John Corneby Wilson Austin was born and educated in Oxfordshire England. He apprenticed with architectural offices in England, Philadelphia and San Francisco before arriving in Los Angeles in 1895. Without college or academic architectural training, Austin nevertheless began a stellar career in Southern California that spanned more than 50 years. He is responsible for the design of many large public projects, including two of LA’s most iconic buildings, City Hall and the Griffith Observatory.

Austin became a major mover and shaker in booming 20th century Los Angeles, and beyond his architectural practice, was active in many civic organizations. At various times he served as president of the Los Angeles Chamber of Commerce, the Southern California Historical Society, the Board of Architectural Examiners, and the local American Institute of Architects chapter. He also served on the National Labor Relations Board, and was a founding member of LA’s exclusive Johnathan Club.

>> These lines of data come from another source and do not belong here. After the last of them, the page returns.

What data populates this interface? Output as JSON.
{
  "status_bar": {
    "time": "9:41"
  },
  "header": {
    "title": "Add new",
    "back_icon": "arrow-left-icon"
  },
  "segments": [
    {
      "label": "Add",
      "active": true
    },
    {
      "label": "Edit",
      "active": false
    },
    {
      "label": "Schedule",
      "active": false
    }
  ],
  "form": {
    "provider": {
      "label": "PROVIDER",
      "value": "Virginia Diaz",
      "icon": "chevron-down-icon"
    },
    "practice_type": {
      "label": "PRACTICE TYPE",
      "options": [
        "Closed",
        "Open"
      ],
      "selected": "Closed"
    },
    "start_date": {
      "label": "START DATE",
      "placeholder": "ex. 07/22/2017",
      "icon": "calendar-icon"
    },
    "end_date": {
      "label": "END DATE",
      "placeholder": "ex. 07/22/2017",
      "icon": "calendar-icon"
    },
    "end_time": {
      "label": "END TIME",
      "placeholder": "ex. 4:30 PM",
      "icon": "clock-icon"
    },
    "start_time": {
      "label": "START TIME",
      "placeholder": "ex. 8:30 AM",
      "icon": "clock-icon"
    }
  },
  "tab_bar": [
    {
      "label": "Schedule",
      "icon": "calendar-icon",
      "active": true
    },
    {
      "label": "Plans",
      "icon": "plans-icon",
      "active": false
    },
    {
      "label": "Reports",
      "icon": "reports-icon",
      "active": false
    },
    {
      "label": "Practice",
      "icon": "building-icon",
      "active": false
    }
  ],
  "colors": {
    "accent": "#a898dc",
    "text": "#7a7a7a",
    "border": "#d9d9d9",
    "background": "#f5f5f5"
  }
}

Engagement in so many civic organizations must certainly have helped Austin secure a range of prominent large-scale projects. Being a prominent Shriner (he was a 32nd degree Mason), may have helped him secure one of his major projects: the Shrine Auditorium. However, it was certainly the quality of his work that cemented his reputation.

As the Great Depression deepened, Austin advocated for federal spending as a way to stimulate the economy. In April 1930, a letter from Austin to President Herbert Hoover was published in the Los Angeles Times. In it, Austin proposed the creation of an emergency fund, raised by taxation or appropriation, to be used to develop public improvements and provide needed employment. He followed up with a trip to Washington to lobby Congress and the Hoover administration to initiate federal construction projects in Los Angeles, arguing that such programs were needed so good citizens would not “fall prey to the propaganda of Communists and agitators against our institutions.” Hoover put him in charge of coordinating the federal government’s unemployment relief efforts in ten Southern California counties.
Austin died at the home he had built for his family on Arden Road in Pasadena in 1963.